The number of confirmed measles cases has went from 9 to 19 in just two short days following the January 7th California Department of Public Health press release. The confirmed cases are mostly concentrated to California residents, but there are also confirmed two cases in Utah and one in Colorado. Of those in California, eight of those cases are located in Orange county, two in Riverside County, two in San Diego County and the remaining four scattered through various other counties.
The highly infectious airborne disease can be contagious for 9 days. “If you have symptoms, and believe you may have been exposed, please contact your health care provider,” said Dr. Chapman. “The best way to prevent measles and its spread is to get vaccinated.”
Measles has been eliminated in the United States since 2000. However, large measles outbreaks have occurred in Western Europe, Pakistan, Vietnam and the Philippines in recent years. Travelers to areas where measles is endemic can bring measles back to the U.S., resulting in limited domestic transmission of measles. Disney and other theme parks in California are international attractions and visitors come from many parts of the world, including those where measles is endemic.

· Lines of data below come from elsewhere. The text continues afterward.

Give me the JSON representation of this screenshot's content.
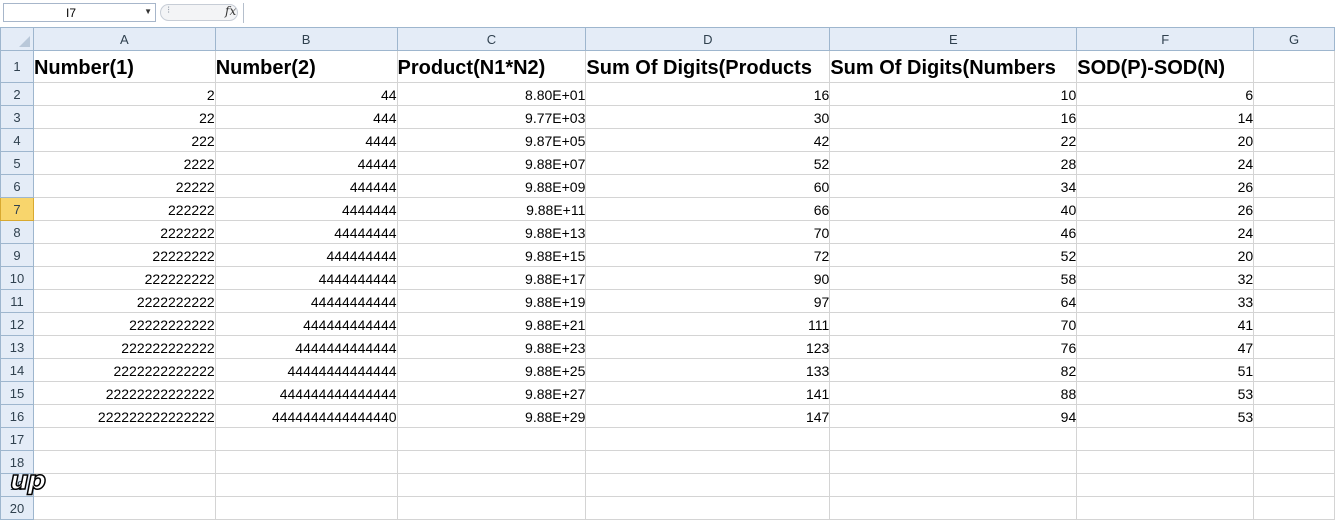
{
  "formula_bar": {
    "name_box": "I7",
    "fx_label": "fx",
    "formula": ""
  },
  "columns": [
    "A",
    "B",
    "C",
    "D",
    "E",
    "F",
    "G"
  ],
  "header_row": [
    "Number(1)",
    "Number(2)",
    "Product(N1*N2)",
    "Sum Of Digits(Products",
    "Sum Of Digits(Numbers",
    "SOD(P)-SOD(N)",
    ""
  ],
  "active_row": "7",
  "rows": [
    {
      "n": "2",
      "cells": [
        "2",
        "44",
        "8.80E+01",
        "16",
        "10",
        "6",
        ""
      ]
    },
    {
      "n": "3",
      "cells": [
        "22",
        "444",
        "9.77E+03",
        "30",
        "16",
        "14",
        ""
      ]
    },
    {
      "n": "4",
      "cells": [
        "222",
        "4444",
        "9.87E+05",
        "42",
        "22",
        "20",
        ""
      ]
    },
    {
      "n": "5",
      "cells": [
        "2222",
        "44444",
        "9.88E+07",
        "52",
        "28",
        "24",
        ""
      ]
    },
    {
      "n": "6",
      "cells": [
        "22222",
        "444444",
        "9.88E+09",
        "60",
        "34",
        "26",
        ""
      ]
    },
    {
      "n": "7",
      "cells": [
        "222222",
        "4444444",
        "9.88E+11",
        "66",
        "40",
        "26",
        ""
      ]
    },
    {
      "n": "8",
      "cells": [
        "2222222",
        "44444444",
        "9.88E+13",
        "70",
        "46",
        "24",
        ""
      ]
    },
    {
      "n": "9",
      "cells": [
        "22222222",
        "444444444",
        "9.88E+15",
        "72",
        "52",
        "20",
        ""
      ]
    },
    {
      "n": "10",
      "cells": [
        "222222222",
        "4444444444",
        "9.88E+17",
        "90",
        "58",
        "32",
        ""
      ]
    },
    {
      "n": "11",
      "cells": [
        "2222222222",
        "44444444444",
        "9.88E+19",
        "97",
        "64",
        "33",
        ""
      ]
    },
    {
      "n": "12",
      "cells": [
        "22222222222",
        "444444444444",
        "9.88E+21",
        "111",
        "70",
        "41",
        ""
      ]
    },
    {
      "n": "13",
      "cells": [
        "222222222222",
        "4444444444444",
        "9.88E+23",
        "123",
        "76",
        "47",
        ""
      ]
    },
    {
      "n": "14",
      "cells": [
        "2222222222222",
        "44444444444444",
        "9.88E+25",
        "133",
        "82",
        "51",
        ""
      ]
    },
    {
      "n": "15",
      "cells": [
        "22222222222222",
        "444444444444444",
        "9.88E+27",
        "141",
        "88",
        "53",
        ""
      ]
    },
    {
      "n": "16",
      "cells": [
        "222222222222222",
        "4444444444444440",
        "9.88E+29",
        "147",
        "94",
        "53",
        ""
      ]
    },
    {
      "n": "17",
      "cells": [
        "",
        "",
        "",
        "",
        "",
        "",
        ""
      ]
    },
    {
      "n": "18",
      "cells": [
        "",
        "",
        "",
        "",
        "",
        "",
        ""
      ]
    },
    {
      "n": "19",
      "cells": [
        "",
        "",
        "",
        "",
        "",
        "",
        ""
      ]
    },
    {
      "n": "20",
      "cells": [
        "",
        "",
        "",
        "",
        "",
        "",
        ""
      ]
    }
  ],
  "row1_label": "1",
  "logo_text": "up",
  "colors": {
    "header_bg": "#e4ecf7",
    "active_row_bg": "#f8d56c",
    "gridline": "#d4d4d4"
  }
}
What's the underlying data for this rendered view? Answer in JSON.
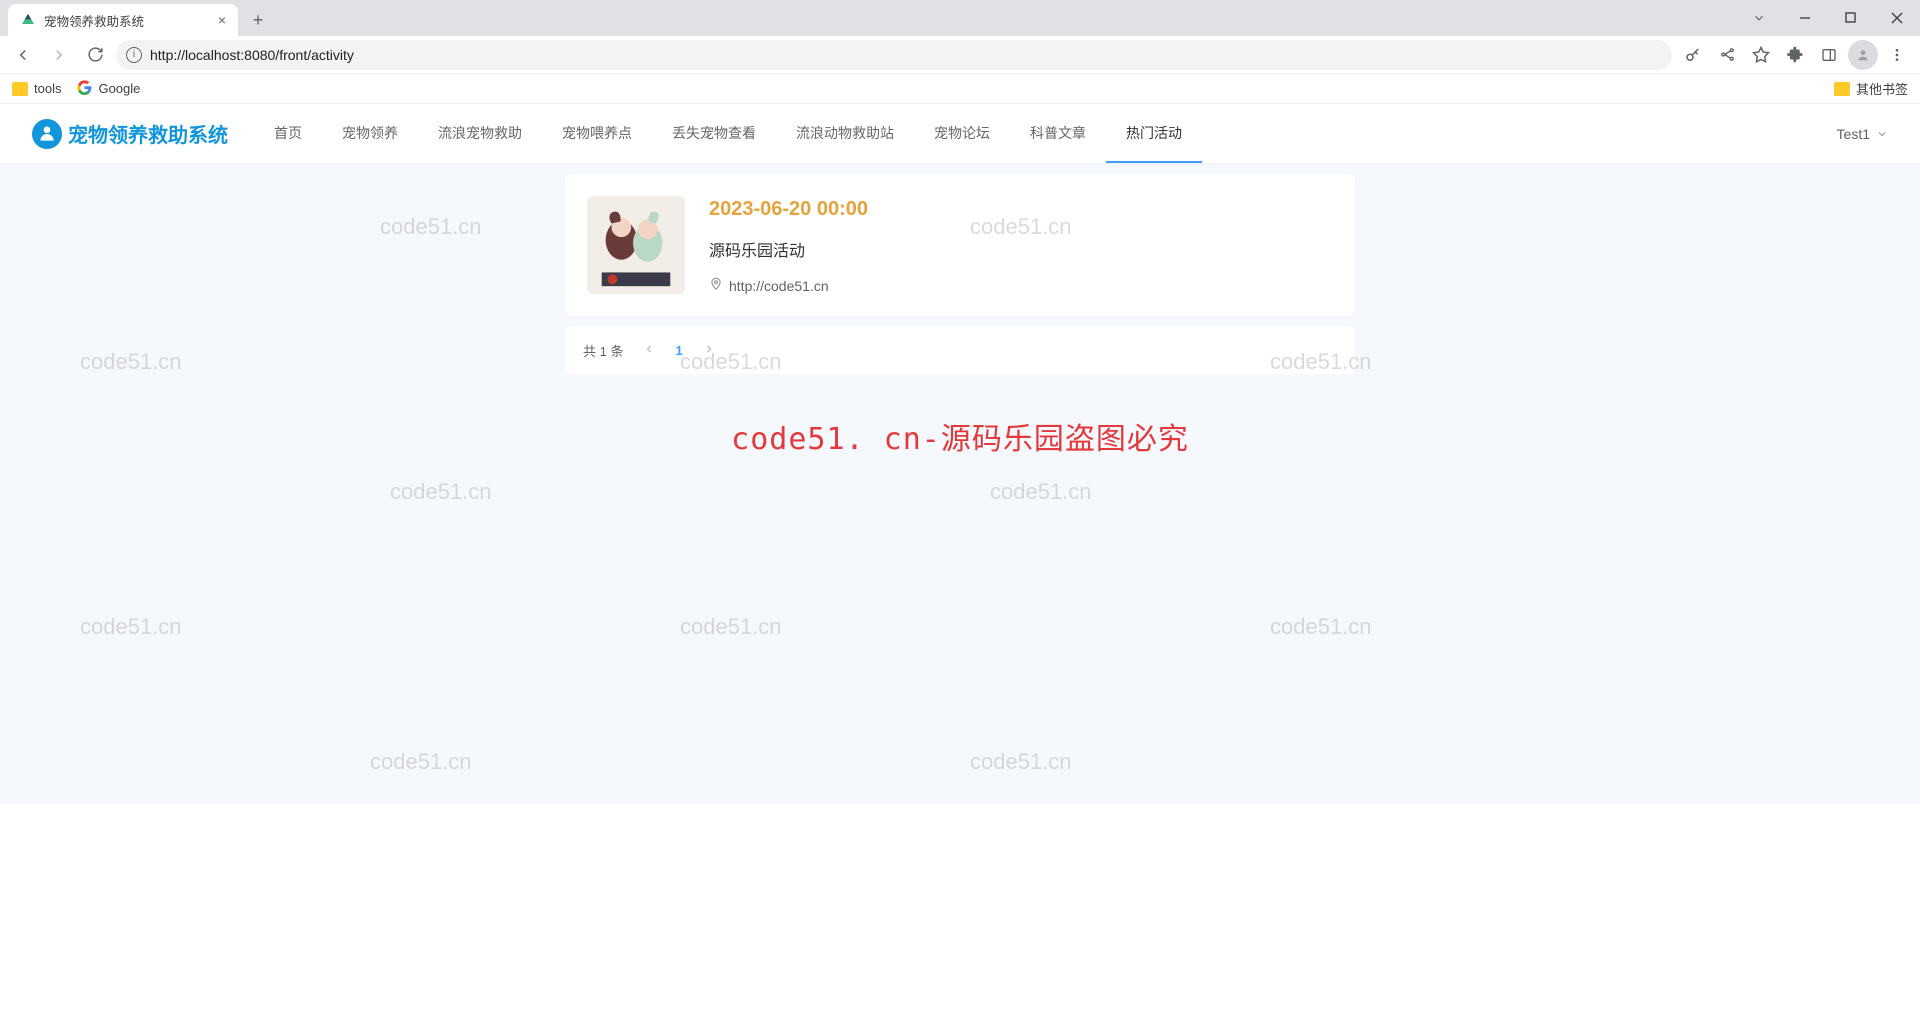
{
  "browser": {
    "tab_title": "宠物领养救助系统",
    "url": "http://localhost:8080/front/activity",
    "bookmarks": {
      "tools": "tools",
      "google": "Google",
      "other": "其他书签"
    }
  },
  "header": {
    "logo_text": "宠物领养救助系统",
    "nav": [
      "首页",
      "宠物领养",
      "流浪宠物救助",
      "宠物喂养点",
      "丢失宠物查看",
      "流浪动物救助站",
      "宠物论坛",
      "科普文章",
      "热门活动"
    ],
    "active_index": 8,
    "user": "Test1"
  },
  "activity": {
    "items": [
      {
        "date": "2023-06-20 00:00",
        "title": "源码乐园活动",
        "location": "http://code51.cn"
      }
    ],
    "pagination": {
      "total_text": "共 1 条",
      "current": "1"
    }
  },
  "watermark_text": "code51.cn",
  "center_warning": "code51. cn-源码乐园盗图必究"
}
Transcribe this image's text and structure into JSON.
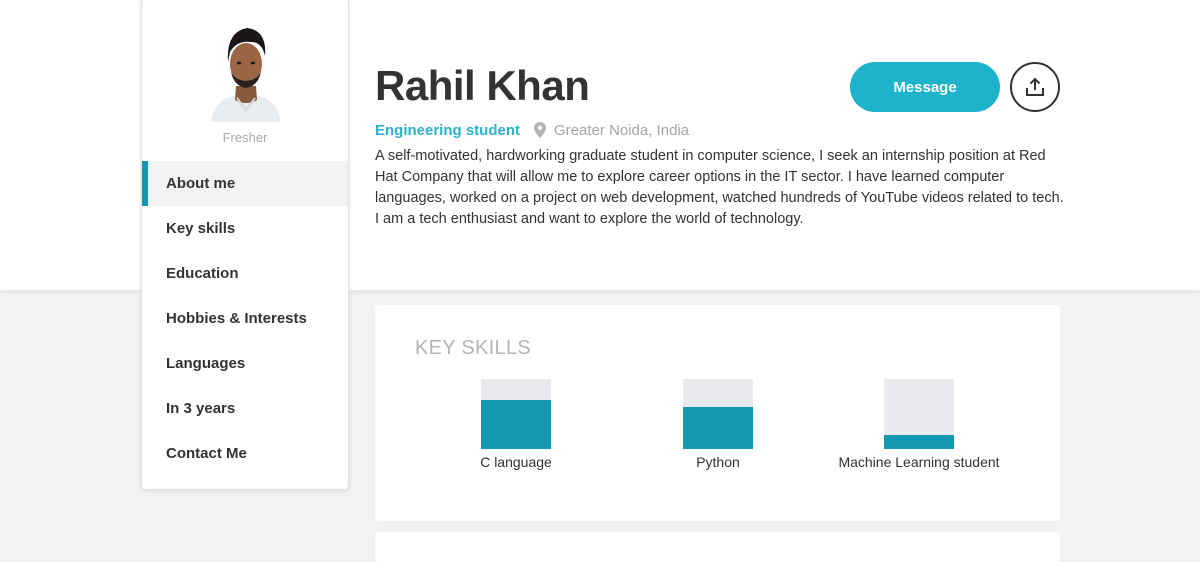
{
  "profile": {
    "name": "Rahil Khan",
    "level": "Fresher",
    "role": "Engineering student",
    "location": "Greater Noida, India",
    "bio": "A self-motivated, hardworking graduate student in computer science, I seek an internship position at Red Hat Company that will allow me to explore career options in the IT sector. I have learned computer languages, worked on a project on web development, watched hundreds of YouTube videos related to tech. I am a tech enthusiast and want to explore the world of technology."
  },
  "actions": {
    "message_label": "Message",
    "share_icon": "share-upload-icon"
  },
  "sidebar": {
    "items": [
      {
        "label": "About me",
        "active": true
      },
      {
        "label": "Key skills",
        "active": false
      },
      {
        "label": "Education",
        "active": false
      },
      {
        "label": "Hobbies & Interests",
        "active": false
      },
      {
        "label": "Languages",
        "active": false
      },
      {
        "label": "In 3 years",
        "active": false
      },
      {
        "label": "Contact Me",
        "active": false
      }
    ]
  },
  "skills": {
    "title": "KEY SKILLS",
    "items": [
      {
        "label": "C language",
        "level": 0.7
      },
      {
        "label": "Python",
        "level": 0.6
      },
      {
        "label": "Machine Learning student",
        "level": 0.2
      }
    ]
  },
  "colors": {
    "accent": "#1299b1",
    "button": "#1eb3cc",
    "role_text": "#2ab3c9",
    "skill_track": "#e9eaed"
  }
}
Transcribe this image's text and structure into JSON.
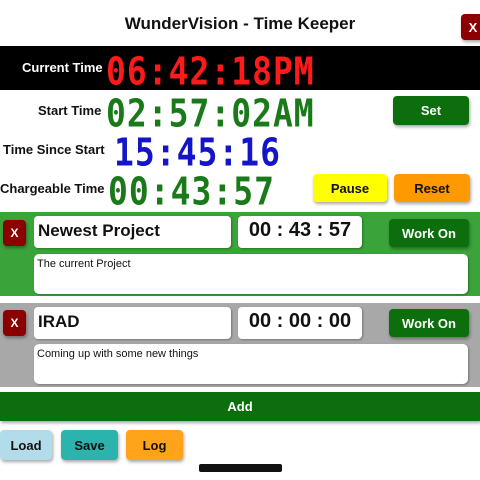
{
  "app": {
    "title": "WunderVision - Time Keeper",
    "close_label": "X"
  },
  "clock": {
    "current_label": "Current Time",
    "current_value": "06:42:18PM",
    "start_label": "Start Time",
    "start_value": "02:57:02AM",
    "since_label": "Time Since Start",
    "since_value": "15:45:16",
    "chargeable_label": "Chargeable Time",
    "chargeable_value": "00:43:57"
  },
  "controls": {
    "set_label": "Set",
    "pause_label": "Pause",
    "reset_label": "Reset"
  },
  "projects": [
    {
      "remove_label": "X",
      "name": "Newest Project",
      "timer": "00 : 43 : 57",
      "work_label": "Work On",
      "description": "The current Project",
      "color": "#3aa43a"
    },
    {
      "remove_label": "X",
      "name": "IRAD",
      "timer": "00 : 00 : 00",
      "work_label": "Work On",
      "description": "Coming up with some new things",
      "color": "#a8a8a8"
    }
  ],
  "footer": {
    "add_label": "Add",
    "load_label": "Load",
    "save_label": "Save",
    "log_label": "Log"
  },
  "colors": {
    "current_time": "#ff1a1a",
    "start_time": "#1a7a1a",
    "since_time": "#1414c8",
    "chargeable_time": "#1a7a1a",
    "accent_green": "#0d6e0d"
  }
}
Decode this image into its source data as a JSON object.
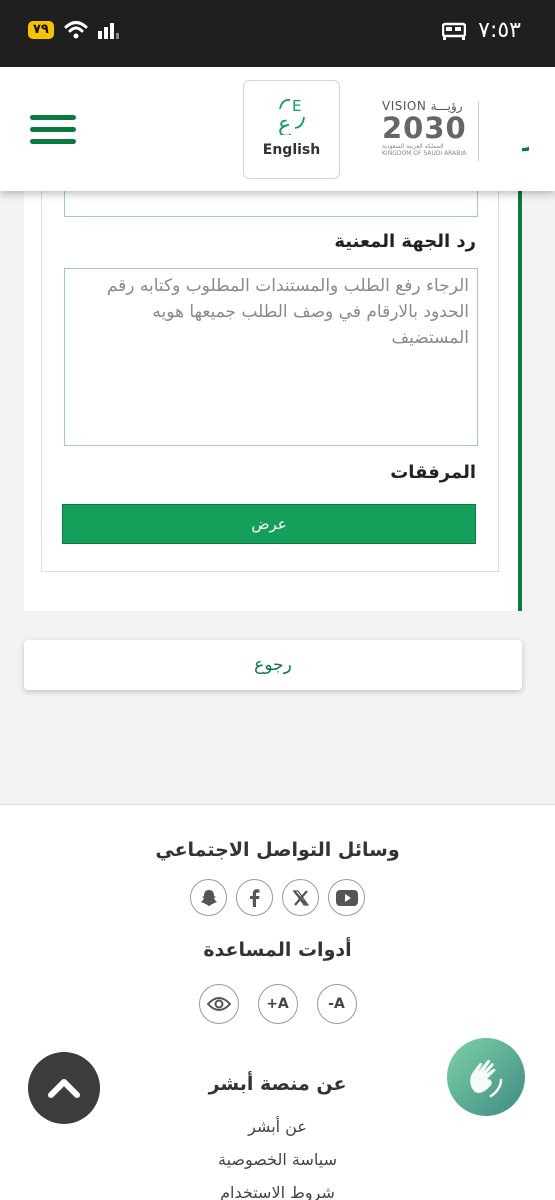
{
  "status_bar": {
    "battery": "٧٩",
    "time": "٧:٥٣"
  },
  "header": {
    "language_button": "English",
    "vision_top": "VISION رؤيـــة",
    "vision_year": "2030",
    "vision_sub_ar": "المملكة العربية السعودية",
    "vision_sub_en": "KINGDOM OF SAUDI ARABIA",
    "absher_logo": "أبشر"
  },
  "form": {
    "reply_label": "رد الجهة المعنية",
    "reply_text": "الرجاء رفع الطلب والمستندات المطلوب وكتابه رقم الحدود بالارقام في وصف الطلب جميعها هويه المستضيف",
    "attachments_label": "المرفقات",
    "view_button": "عرض"
  },
  "back_button": "رجوع",
  "footer": {
    "social_title": "وسائل التواصل الاجتماعي",
    "social_icons": [
      "youtube-icon",
      "x-icon",
      "facebook-icon",
      "snapchat-icon"
    ],
    "tools_title": "أدوات المساعدة",
    "tool_minus": "-A",
    "tool_plus": "+A",
    "about_title": "عن منصة أبشر",
    "links": [
      "عن أبشر",
      "سياسة الخصوصية",
      "شروط الاستخدام"
    ]
  },
  "colors": {
    "brand_green": "#0b7a3e",
    "button_green": "#14a05a"
  }
}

Two doses of measles-containing vaccine (MMR vaccine) are more than 99 percent effective in preventing measles. Measles vaccines have been available in the United States since 1963, and two doses have been recommended since 1989. If you are unsure of your vaccination status, check with your doctor to have a test to check for measles immunity or to receive vaccination.
Only one of the confirmed cases received both MMR vaccines, two were two young and the rest, according to the press release were not vaccinated. Health care providers treating patients with fever and a rash should consider measles, and ask patients about travel to international destinations and domestic venues that are popular with international travelers.